Which Is The Coldest And Hottest Planet?

It teaches that the planets are named according to their distances from the Sun, beginning with the closest and ending with the furthest: Mercury, Venus, Earth, Mars, Jupiter, Saturn, Uranus, and Neptune.

Even though it isn’t the closest to the Sun, Venus has the highest temperature in the solar system. Venus has an average temperature of 864 degrees Fahrenheit or 462 degrees Celsius.

Since Neptune is the farthest planet from the Sun, it is the coldest planet in our solar system, with an average temperature of -353 degrees Fahrenheit or -214 degrees Celsius.

What is the difference Between Cold and Hot?

It is necessary to define “coldest” and “warmest.” Why? The weather here on Earth can vary significantly from place to place and from season to season, as we all know from our everyday lives.

Temperatures in Alaska, for example, are colder than those in California. In New York, the temperature varies significantly between the summer and the winter.

We know this because we have lived there long enough. In the same way, how come the situation on other planets in our Solar System would differ from here on Earth?

We define hot and cold differently. Winters in the Midwest of the United States may seem unimaginable to individuals who have faced those conditions. A person accustomed to the hot and humid weather of South Florida might not see any reason to expect higher temperatures.

Despite this, planet Earth does not reach the hottest or coldest temperatures in the Solar system. On the contrary!

Which Planet Is the Coldest?


If you think Pluto would be the coldest planet, you may be wondering why it’s so far away from the Sun. In particular, if you attended school in the twentieth century, you might have thought Pluto was the furthest planet from the Sun.

Pluto has been demoted to the category of a dwarf planet since ten years ago. After years of controversy, the International Astronomical Union (IAU) finally decided to remove Pluto from the planet category in 2006.

Since astronomers do not recognize Pluto as a planet, Neptune has the coldest temperatures.

Pluto has replaced Neptune as the farthest planet from the Sun once you remove it from the equation. Before we can do anything about it, let’s take another look at what we think is the coldest.

To determine how far they are from the Sun, we will have to look at their distance. As a first point, the distance between two points does not always measure the same thing. In addition to Neptune and Uranus, all the other planets in the Solar System share this property.

Planets can sometimes be closest to the Sun or the furthest from it as they orbit the Sun. Whenever we talk about the planetary distance from the Sun, we can only mean average length, with the understanding that distances vary and that this, among other things, would affect temperatures.
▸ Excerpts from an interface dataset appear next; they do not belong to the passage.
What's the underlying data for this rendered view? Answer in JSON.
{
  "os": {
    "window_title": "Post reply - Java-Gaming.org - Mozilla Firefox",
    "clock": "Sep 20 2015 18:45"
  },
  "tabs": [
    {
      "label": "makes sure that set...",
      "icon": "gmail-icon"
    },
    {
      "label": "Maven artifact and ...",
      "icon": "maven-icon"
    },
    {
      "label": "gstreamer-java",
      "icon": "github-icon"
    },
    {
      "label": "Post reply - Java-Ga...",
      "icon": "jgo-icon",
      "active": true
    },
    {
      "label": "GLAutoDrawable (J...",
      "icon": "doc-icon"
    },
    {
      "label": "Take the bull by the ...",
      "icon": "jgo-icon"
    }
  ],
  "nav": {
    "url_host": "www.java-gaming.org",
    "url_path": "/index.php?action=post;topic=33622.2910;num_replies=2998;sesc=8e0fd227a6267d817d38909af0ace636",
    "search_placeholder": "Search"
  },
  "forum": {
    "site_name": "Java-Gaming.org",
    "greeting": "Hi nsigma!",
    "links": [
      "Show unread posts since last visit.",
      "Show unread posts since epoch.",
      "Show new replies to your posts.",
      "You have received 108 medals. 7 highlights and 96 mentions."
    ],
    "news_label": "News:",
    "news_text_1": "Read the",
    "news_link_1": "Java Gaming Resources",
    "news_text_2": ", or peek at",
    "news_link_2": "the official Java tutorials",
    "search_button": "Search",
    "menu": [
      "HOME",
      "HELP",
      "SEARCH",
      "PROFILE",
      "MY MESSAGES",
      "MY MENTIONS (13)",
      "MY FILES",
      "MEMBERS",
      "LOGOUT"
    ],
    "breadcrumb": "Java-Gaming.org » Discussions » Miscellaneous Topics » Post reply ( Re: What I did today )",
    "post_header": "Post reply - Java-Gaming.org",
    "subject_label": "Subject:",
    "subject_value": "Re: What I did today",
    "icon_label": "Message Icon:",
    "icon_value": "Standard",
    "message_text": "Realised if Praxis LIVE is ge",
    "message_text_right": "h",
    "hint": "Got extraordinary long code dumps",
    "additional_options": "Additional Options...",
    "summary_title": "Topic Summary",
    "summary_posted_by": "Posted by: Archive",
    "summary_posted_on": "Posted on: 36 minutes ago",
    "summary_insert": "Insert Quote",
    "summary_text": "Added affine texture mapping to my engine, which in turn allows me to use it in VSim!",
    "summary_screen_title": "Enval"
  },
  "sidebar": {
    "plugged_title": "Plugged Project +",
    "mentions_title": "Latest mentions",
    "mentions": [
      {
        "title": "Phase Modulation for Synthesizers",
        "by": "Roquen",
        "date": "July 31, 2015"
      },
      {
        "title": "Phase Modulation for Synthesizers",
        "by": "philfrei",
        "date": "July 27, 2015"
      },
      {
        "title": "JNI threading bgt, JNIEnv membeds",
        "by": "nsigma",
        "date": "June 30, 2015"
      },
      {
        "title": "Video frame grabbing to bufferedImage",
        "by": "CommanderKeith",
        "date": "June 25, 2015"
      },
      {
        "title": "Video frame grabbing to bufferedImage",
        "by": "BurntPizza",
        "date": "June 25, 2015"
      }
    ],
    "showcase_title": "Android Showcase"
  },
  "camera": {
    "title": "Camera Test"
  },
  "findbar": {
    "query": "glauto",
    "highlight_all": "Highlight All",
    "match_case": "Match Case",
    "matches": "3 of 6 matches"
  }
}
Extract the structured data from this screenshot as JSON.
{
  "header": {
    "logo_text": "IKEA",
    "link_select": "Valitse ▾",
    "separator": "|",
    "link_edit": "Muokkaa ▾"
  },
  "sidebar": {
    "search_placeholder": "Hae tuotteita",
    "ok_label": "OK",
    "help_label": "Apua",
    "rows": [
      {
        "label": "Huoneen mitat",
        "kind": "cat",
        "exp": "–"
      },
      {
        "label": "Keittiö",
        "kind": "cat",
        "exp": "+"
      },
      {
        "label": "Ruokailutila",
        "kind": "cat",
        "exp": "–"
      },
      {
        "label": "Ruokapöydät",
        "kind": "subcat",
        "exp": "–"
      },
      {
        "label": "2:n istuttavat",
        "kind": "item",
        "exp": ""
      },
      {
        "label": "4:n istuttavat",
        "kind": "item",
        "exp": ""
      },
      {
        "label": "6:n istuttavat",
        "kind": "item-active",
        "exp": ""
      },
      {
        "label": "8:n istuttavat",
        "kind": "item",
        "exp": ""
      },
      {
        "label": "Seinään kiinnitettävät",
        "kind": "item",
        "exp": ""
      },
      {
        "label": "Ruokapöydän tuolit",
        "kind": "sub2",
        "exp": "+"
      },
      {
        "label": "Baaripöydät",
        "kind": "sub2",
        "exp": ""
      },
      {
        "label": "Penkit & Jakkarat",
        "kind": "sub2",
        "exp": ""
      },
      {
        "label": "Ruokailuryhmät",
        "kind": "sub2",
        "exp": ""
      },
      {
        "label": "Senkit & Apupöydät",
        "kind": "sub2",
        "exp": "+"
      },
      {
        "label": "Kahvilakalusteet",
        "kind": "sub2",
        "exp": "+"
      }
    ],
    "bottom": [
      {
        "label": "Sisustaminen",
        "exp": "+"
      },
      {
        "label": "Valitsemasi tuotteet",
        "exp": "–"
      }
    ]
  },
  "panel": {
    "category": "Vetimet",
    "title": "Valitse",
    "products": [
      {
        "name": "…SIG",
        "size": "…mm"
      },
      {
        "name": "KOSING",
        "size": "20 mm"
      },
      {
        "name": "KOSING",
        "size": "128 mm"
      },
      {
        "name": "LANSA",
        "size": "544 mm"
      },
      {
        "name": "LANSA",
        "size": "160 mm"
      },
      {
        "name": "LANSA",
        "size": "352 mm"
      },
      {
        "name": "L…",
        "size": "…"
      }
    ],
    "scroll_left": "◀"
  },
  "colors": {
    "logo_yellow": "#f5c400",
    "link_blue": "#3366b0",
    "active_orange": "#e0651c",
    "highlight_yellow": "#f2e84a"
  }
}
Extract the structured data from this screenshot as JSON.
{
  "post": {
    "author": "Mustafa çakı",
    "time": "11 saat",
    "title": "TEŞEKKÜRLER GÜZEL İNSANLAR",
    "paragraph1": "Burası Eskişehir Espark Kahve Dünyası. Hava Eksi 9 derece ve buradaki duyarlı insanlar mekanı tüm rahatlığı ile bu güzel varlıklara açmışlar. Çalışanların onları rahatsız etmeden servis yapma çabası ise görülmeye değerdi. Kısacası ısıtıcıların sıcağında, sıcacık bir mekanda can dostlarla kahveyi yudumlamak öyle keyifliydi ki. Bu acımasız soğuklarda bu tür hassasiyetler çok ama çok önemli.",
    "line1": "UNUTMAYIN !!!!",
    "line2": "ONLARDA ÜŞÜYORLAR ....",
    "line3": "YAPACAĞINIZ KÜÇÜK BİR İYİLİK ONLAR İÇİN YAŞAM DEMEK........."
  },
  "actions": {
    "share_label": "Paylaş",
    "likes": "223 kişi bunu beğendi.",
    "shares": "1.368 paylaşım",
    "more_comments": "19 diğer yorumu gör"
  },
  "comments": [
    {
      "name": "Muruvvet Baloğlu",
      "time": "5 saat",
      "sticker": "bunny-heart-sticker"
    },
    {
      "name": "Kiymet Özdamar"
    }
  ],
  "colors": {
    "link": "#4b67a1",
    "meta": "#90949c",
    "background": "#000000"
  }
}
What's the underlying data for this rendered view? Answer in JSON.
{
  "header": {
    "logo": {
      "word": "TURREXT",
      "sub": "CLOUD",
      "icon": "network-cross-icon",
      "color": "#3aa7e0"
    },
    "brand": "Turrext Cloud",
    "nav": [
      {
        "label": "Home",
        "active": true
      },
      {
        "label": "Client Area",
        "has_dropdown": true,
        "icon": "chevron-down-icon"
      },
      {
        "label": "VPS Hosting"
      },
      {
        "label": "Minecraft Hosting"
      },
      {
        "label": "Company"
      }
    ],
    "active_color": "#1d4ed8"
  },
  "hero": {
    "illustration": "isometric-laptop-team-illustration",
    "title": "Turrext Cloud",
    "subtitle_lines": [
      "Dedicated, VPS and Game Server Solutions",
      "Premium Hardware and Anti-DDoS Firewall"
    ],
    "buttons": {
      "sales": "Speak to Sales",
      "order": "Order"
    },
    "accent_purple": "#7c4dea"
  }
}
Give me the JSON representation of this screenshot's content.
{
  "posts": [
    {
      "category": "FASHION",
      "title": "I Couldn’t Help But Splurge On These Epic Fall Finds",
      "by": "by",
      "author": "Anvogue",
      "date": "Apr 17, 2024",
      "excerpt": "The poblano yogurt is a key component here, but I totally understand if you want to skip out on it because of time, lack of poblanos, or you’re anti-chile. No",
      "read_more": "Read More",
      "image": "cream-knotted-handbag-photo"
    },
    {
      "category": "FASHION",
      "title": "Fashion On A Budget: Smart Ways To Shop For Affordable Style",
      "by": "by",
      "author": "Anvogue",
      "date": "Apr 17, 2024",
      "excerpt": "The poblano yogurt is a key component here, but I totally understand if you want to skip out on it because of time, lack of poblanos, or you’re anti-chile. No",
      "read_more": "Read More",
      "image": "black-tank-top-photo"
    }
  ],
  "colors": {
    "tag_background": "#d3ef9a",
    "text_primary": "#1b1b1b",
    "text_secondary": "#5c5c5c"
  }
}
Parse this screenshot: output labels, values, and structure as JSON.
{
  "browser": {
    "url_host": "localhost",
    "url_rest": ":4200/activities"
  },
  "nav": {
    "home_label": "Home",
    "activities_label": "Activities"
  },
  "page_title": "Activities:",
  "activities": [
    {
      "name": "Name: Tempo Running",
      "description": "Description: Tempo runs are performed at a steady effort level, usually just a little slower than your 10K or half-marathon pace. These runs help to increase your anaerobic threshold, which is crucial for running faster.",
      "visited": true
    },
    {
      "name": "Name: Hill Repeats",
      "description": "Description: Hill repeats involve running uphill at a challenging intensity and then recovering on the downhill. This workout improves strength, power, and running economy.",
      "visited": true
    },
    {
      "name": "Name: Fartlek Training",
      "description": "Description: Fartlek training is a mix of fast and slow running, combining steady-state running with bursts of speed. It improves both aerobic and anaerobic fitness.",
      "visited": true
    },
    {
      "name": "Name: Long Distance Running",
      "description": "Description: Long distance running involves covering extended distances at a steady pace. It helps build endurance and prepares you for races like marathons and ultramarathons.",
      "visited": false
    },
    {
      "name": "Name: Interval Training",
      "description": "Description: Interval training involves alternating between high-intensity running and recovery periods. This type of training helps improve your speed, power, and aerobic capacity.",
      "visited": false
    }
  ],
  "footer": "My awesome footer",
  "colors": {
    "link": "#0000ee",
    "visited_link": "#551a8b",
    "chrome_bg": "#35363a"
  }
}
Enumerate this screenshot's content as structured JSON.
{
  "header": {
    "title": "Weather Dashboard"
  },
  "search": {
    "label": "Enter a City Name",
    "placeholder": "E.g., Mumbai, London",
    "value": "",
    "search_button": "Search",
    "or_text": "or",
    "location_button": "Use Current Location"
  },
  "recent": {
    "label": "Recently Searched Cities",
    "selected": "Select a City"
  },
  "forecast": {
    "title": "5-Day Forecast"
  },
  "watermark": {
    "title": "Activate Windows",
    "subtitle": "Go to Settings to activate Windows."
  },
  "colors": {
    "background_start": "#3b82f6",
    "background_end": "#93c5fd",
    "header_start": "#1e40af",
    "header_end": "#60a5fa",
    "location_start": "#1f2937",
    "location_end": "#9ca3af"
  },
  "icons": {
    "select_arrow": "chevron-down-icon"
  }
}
Which Planet Is the Hottest?


After talking about the coldest planets and showing that average distance from the Sun is not the only factor that should be considered when identifying which planets are colder or warmer, it is unlikely to assume planet temperatures solely based on their distance.

As the closest planet to the Sun, Mercury has the warmest climate in the Solar system, but to claim it makes it the most generous world in the Solar system, we need to look at its atmosphere.

Mercury has the lowest atmosphere relative to all other planets, so the lack of atmosphere means it doesn’t retain much of the Sun’s warmth even though it is by far the most exposed planet to the Sun’s radiation. Mercury is, therefore, not the hottest planet.

The average temperature of the planet is over -100 o F (-73.33 o C).

As a result, Venus is the hottest planet known to man, with its average temperature hovering at 863 degrees Fahrenheit (462 degrees Celsius) due to its volcanic activity and other factors. Also Read Horizontal Asymptote Rules

Therefore, we have seen that proximity to the Sun does not result in warmer temperatures. Atmospheric conditions also influence an understanding of planetary temperatures.